Hong Kong wants its residents to clean up their homes and the city to prevent new outbreaks of SARS and avian flu.

Amid Hong Kong's soaring skyscrapers and upscale shopping districts sit markets selling the live fish and chickens that make up a large part of the city's cuisine.

But that might soon change.

A man who has been butchering and selling chickens in this market for more than 50 years worries that one day the government here will ban his trade altogether.

He also says new hygiene laws, which force him to close his stalls every month for cleaning, are bothersome and cost him business.

Other stall owners at the market say the cleaning is necessary to stave off diseases, such as the H5N1 avian flu, which killed at least six people in Hong Kong in the late 1990s. The disease spread directly from birds to people in the city, and the Hong Kong government responded by having every chicken in the territory killed. International health experts say that action prevented a larger outbreak of a deadly virus.

Hygiene is suddenly high on the agenda in Hong Kong. City officials are demanding a cleaner, tidier city to prevent outbreaks of disease, such as Severe Acute Respiratory Syndrome. SARS infected 1,700 people in Hong Kong and killed almost 300 earlier this year. The virus was carried in respiratory fluids, which can be spread by spitting or poor personal hygiene.

As part of the cleanup, a government committee is considering a ban on the import of live chickens for sale in markets. The team suggests that the government create a centralized slaughterhouse for livestock.

One microbiologist, however, says that move would not necessarily lower the risk of disease.

"They've [the government] been talking about this for many years to slaughter the chickens in one area," said Dr. Albert Yu, the chief executive and founder of HKDNA Chips, a local biotechnology company that has developed a diagnostic test for both SARS and the avian flu virus. "I don't think it is necessary to consider," he continued. "Even if we have the frozen chicken imported from China, we still have to check whether the chicken [is] contaminated with the flu virus.

Instead, Dr. Yu suggests that market hygiene be stepped up. The market buildings are owned by the government, and merchants rent stalls. Dr. Yu says ending government ownership would force the markets to compete, and that would push owners to clean up.

In the post-SARS campaign to clean up Hong Kong, government officials have identified public housing complexes as problem areas.

About half the city's population lives in often-crowded public housing. The government now is imposing a system of demerit points, which residents of public housing would receive for violating hygiene laws. Those who accumulate too many points will be evicted.

In one of its most controversial moves, the government promises to strictly enforce its ban on pets in public housing.

Mark O'Byrne, a veterinarian who offers advice to pet owners on a popular radio talk show, says the policy is unfair.

"We see a lot of pet owners in these housing estates that keep their pets in absolutely pristine, immaculate condition and [the pets] are taken to the vets for regular health checks," he said.

The government estimates that up to 200,000 households have at least one pet in the city's 160 public housing complexes.

A senior manager at Hong Kong's Society for Prevention of Cruelty to Animals calls the government's move a violation of human and animal rights.
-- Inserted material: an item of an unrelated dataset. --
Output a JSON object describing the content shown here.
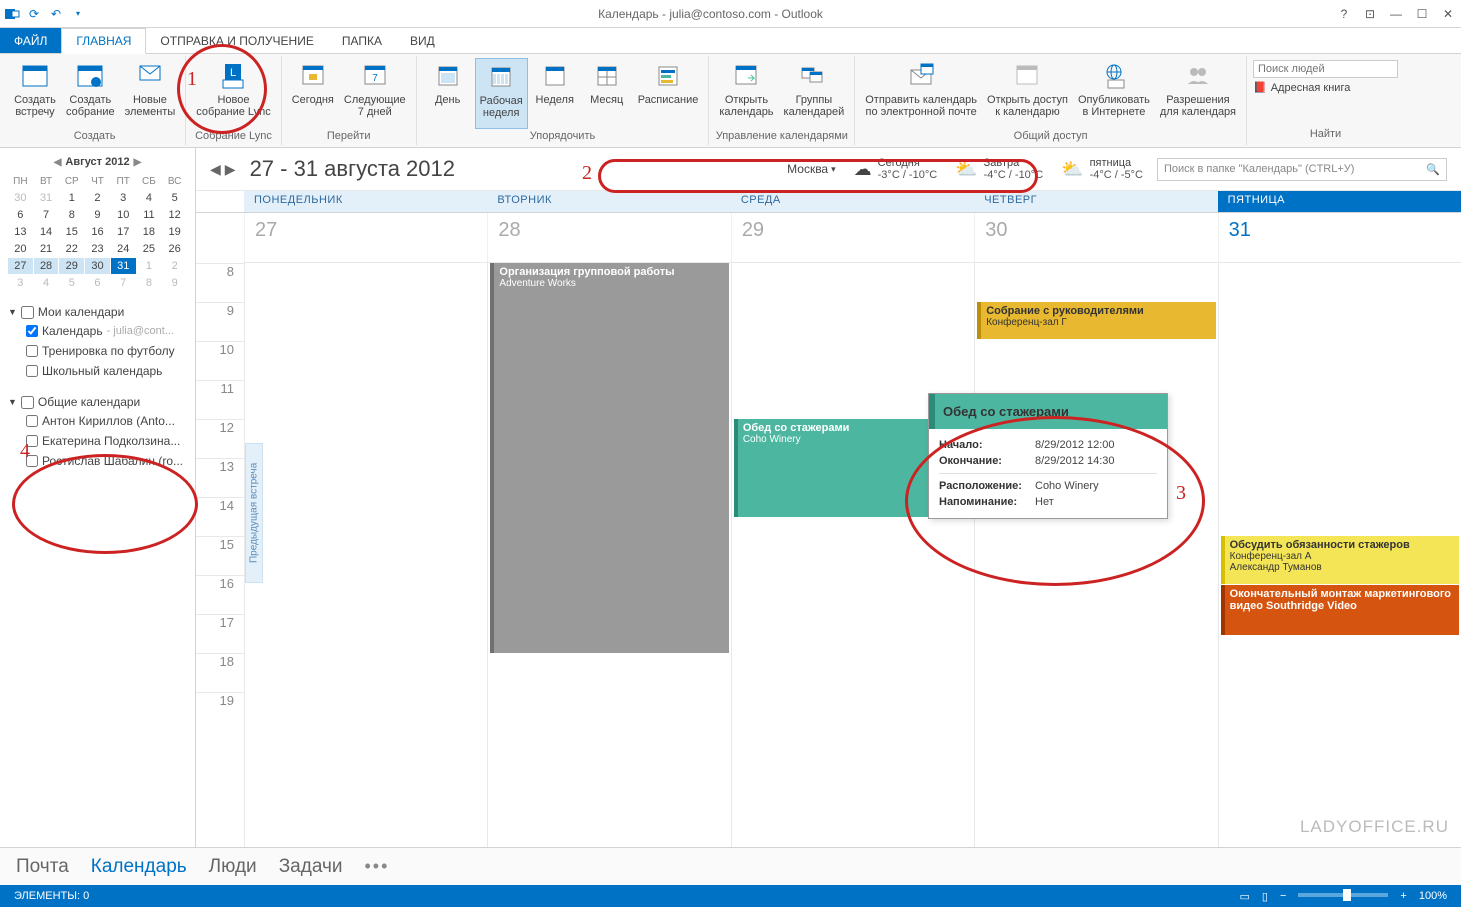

She says that cats and dogs might be the only companions many elderly residents in public housing have.

Doris Yiu, the head of communications at the SPCA, says the move is unwise, as it could compromise good hygiene, rather than promote it.

"There will be a lot of animals rushing out of the public housing," she said. "But we can't find them any more homes, and we are full to our capacity. The only option is to put them to sleep. And if they abandon them on the street, that will cause an even more serious hygiene problem for the public."

Pet owners complain that forcing residents in public housing to give up their pets discriminates against the poor, and sends a message that only wealthy people should be allowed pets.

While territory-wide cleaning campaigns have been met with criticism, efforts to promote personal hygiene have been applauded.

British health official Sian Griffiths heads an independent panel of scientists examining how the Hong Kong government handled the SARS crisis.

"Because of the possibility of the disease emerging at any time, there is a continued need to re-emphasize to the public the personal hygiene messages, and to maintain those messages not just in epidemic times, but so they get embedded in the culture of our children," said Mr. Griffiths.

These days, public service announcements to promote hand-washing have become frequent and memorable.

"Spitting and littering spread germs and blight the environment?," sounded one of them.

One television advertisement shows how germs - represented by a computer-generated green slime - are carried into homes on unwashed hands.

Perhaps one of the most effective hygiene initiatives is a new $200 fine for spitting and littering. The fines, which have been more than doubled in the past six months, are stiffer than penalties for illegal parking.

Even stricter penalties could be on the way; Hong Kong's hygiene task force recently proposed that repeat offenders of hygiene laws be imprisoned.